Your instructions: Below are the entries; return every line among them that holds the word "text".

[Records from a dataset]

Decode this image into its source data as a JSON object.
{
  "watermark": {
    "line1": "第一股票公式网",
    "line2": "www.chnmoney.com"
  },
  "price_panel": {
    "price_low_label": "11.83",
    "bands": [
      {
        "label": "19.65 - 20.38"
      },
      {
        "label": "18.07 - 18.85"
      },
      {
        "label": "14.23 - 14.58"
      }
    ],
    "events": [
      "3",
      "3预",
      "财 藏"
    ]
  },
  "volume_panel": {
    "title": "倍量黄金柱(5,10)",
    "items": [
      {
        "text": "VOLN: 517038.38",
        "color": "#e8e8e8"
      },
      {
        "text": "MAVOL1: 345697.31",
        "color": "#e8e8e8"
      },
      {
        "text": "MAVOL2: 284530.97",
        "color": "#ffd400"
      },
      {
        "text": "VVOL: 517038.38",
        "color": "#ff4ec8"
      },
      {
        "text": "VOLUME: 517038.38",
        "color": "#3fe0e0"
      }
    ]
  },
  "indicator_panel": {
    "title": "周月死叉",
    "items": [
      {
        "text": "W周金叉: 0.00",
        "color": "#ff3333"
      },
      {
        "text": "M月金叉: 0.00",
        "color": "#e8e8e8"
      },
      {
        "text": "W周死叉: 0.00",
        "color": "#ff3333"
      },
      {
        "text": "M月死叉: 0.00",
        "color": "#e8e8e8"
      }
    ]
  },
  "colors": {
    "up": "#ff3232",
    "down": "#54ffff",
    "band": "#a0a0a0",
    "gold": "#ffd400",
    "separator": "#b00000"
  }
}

Task solution:
        "text": "VOLN: 517038.38",
        "text": "MAVOL1: 345697.31",
        "text": "MAVOL2: 284530.97",
        "text": "VVOL: 517038.38",
        "text": "VOLUME: 517038.38",
        "text": "W周金叉: 0.00",
        "text": "M月金叉: 0.00",
        "text": "W周死叉: 0.00",
        "text": "M月死叉: 0.00",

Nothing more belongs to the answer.